Baxter - Houston-Packer Collection BX5200 .B352 1835 v2

20 BAXTER'S DYING TFIOUGISTS. ourselves ! Nature, indeed, teacheth us to be most sensible of our own case ; but grace tells us, that we should not make so great a difference as we do, but should love our neighbors as ourselves. Use 7. And now, O my soul, consider how mercifullyGod hath dealt with thee, that thy strait should be between two conditions so desirable. I shall either die speedily, or stay yet longer upon earth ; whichever it be, it will be a merciful and comfortable state ; that it is desirable to depart and be with Christ; I must not doubt, and shall anon more copiously consider. And if my abode on earth yet longer be so great a mercy as to be put in the balance against my present possession of heaven, surely itmust be a state which obligeth me to great thankfulness to God, and comfortable acknowledgment; -and surely it is not my pain, or sickness, my sufferings from malicious men, that should make this life on earth unacceptable, while God will continue it. Paul had his prick or thorn in the flesh, the messenger of Satan to buffet him, and suffered more frommen (though less in his health) than I have done; and yet he gloried in such infirmities, and rejoiced in his tribulations, and was in a strait between living and dying ; yea, rather chose to li$e yet longer. Alas ! it is another kind of strait that most of the world are in. The strait of most is between the desire of life for fleshly interest, and the fear of death, as ending their felicity. The strait of many is, between a tiring world and body, which maketh them weary of living, and the dreadful prospect of future danger, which makes them afraid of dying : if they live, it is in misery ; if they must die, they are afraid of greater misery. Whichway ever they look, be- hind or before them, to this world or the next, fear and trouble is their lot. Yea, many an upright Christian, through the weakness of his trust in God, doth live in this perplexed strait ; weary of living, and afraid of dying ; between grief and fear, they are press- ed continually. But Paul's strait was between two joys ; which of them he should desire most; and if that be my case, what should much interrupt my peace or pleasure ? If I live, it is for Christ ; for his work, and, for his church ; for preparation for my own and others' everlasting felicity : and should any suffering, which maketh me not unserviceable, malte me impatient with such awork and such a life ? If I die presently, it is my gain ; God, who appointeth me my work, doth limit my time ; and sure his glo- rious reward can never be unseasonable, or come too soon, if it be the time that he appointeth.
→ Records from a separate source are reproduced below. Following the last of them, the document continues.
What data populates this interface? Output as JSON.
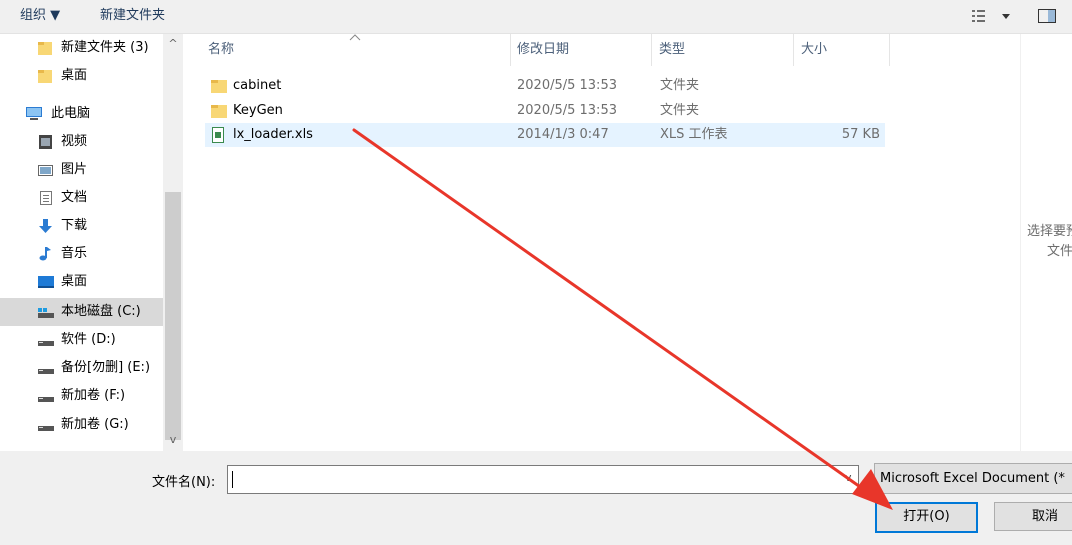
{
  "toolbar": {
    "organize": "组织 ▼",
    "new_folder": "新建文件夹"
  },
  "nav": {
    "items": [
      {
        "label": "新建文件夹 (3)",
        "icon": "folder-icon"
      },
      {
        "label": "桌面",
        "icon": "folder-icon"
      },
      {
        "label": "此电脑",
        "icon": "computer-icon"
      },
      {
        "label": "视频",
        "icon": "video-icon"
      },
      {
        "label": "图片",
        "icon": "picture-icon"
      },
      {
        "label": "文档",
        "icon": "document-icon"
      },
      {
        "label": "下载",
        "icon": "download-icon"
      },
      {
        "label": "音乐",
        "icon": "music-icon"
      },
      {
        "label": "桌面",
        "icon": "desktop-icon"
      },
      {
        "label": "本地磁盘 (C:)",
        "icon": "drive-icon"
      },
      {
        "label": "软件 (D:)",
        "icon": "drive-icon"
      },
      {
        "label": "备份[勿删] (E:)",
        "icon": "drive-icon"
      },
      {
        "label": "新加卷 (F:)",
        "icon": "drive-icon"
      },
      {
        "label": "新加卷 (G:)",
        "icon": "drive-icon"
      }
    ]
  },
  "columns": {
    "name": "名称",
    "modified": "修改日期",
    "type": "类型",
    "size": "大小"
  },
  "files": [
    {
      "name": "cabinet",
      "modified": "2020/5/5 13:53",
      "type": "文件夹",
      "size": "",
      "icon": "folder-icon"
    },
    {
      "name": "KeyGen",
      "modified": "2020/5/5 13:53",
      "type": "文件夹",
      "size": "",
      "icon": "folder-icon"
    },
    {
      "name": "lx_loader.xls",
      "modified": "2014/1/3 0:47",
      "type": "XLS 工作表",
      "size": "57 KB",
      "icon": "excel-file-icon"
    }
  ],
  "preview": {
    "line1": "选择要预",
    "line2": "文件"
  },
  "bottom": {
    "filename_label": "文件名(N):",
    "filename_value": "",
    "filter_value": "Microsoft Excel Document (*",
    "open_button": "打开(O)",
    "cancel_button": "取消"
  },
  "colors": {
    "accent": "#0078d7",
    "selection": "#e5f3ff",
    "annotation_arrow": "#e8362a",
    "folder": "#f8d775"
  }
}
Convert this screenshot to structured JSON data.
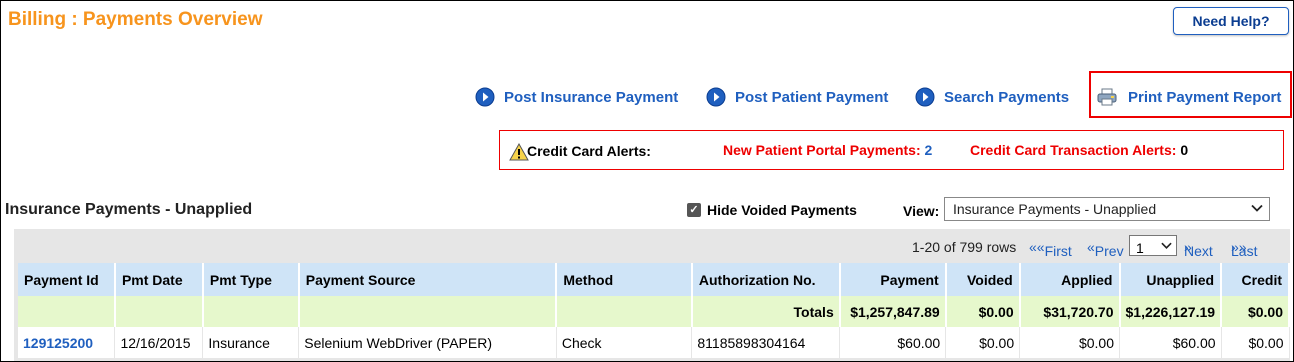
{
  "page": {
    "title": "Billing : Payments Overview",
    "help_label": "Need Help?"
  },
  "actions": {
    "post_insurance": "Post Insurance Payment",
    "post_patient": "Post Patient Payment",
    "search": "Search Payments",
    "print_report": "Print Payment Report"
  },
  "alerts": {
    "label": "Credit Card Alerts:",
    "portal_label": "New Patient Portal Payments:",
    "portal_count": "2",
    "txn_label": "Credit Card Transaction Alerts:",
    "txn_count": "0"
  },
  "section": {
    "title": "Insurance Payments - Unapplied",
    "hide_voided_label": "Hide Voided Payments",
    "hide_voided_checked": true,
    "view_label": "View:",
    "view_value": "Insurance Payments - Unapplied"
  },
  "pager": {
    "count": "1-20 of 799 rows",
    "first": "First",
    "prev": "Prev",
    "page": "1",
    "next": "Next",
    "last": "Last"
  },
  "table": {
    "headers": [
      "Payment Id",
      "Pmt Date",
      "Pmt Type",
      "Payment Source",
      "Method",
      "Authorization No.",
      "Payment",
      "Voided",
      "Applied",
      "Unapplied",
      "Credit"
    ],
    "totals": {
      "label": "Totals",
      "payment": "$1,257,847.89",
      "voided": "$0.00",
      "applied": "$31,720.70",
      "unapplied": "$1,226,127.19",
      "credit": "$0.00"
    },
    "rows": [
      {
        "payment_id": "129125200",
        "pmt_date": "12/16/2015",
        "pmt_type": "Insurance",
        "source": "Selenium WebDriver (PAPER)",
        "method": "Check",
        "auth_no": "81185898304164",
        "payment": "$60.00",
        "voided": "$0.00",
        "applied": "$0.00",
        "unapplied": "$60.00",
        "credit": "$0.00"
      }
    ]
  },
  "colors": {
    "title_orange": "#f7941d",
    "link_blue": "#1f5fbf",
    "alert_red": "#e00",
    "header_blue": "#cfe4f7",
    "totals_green": "#e6f8cc"
  }
}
When I first engaged myself to preach the gospel, I reckoned (as probable) but upon one or two years ; and God bath continued me yet above forty-four ; (with such interruptions as others in these times have had;) and what reason have I now to be unwilling, either to live or die? God's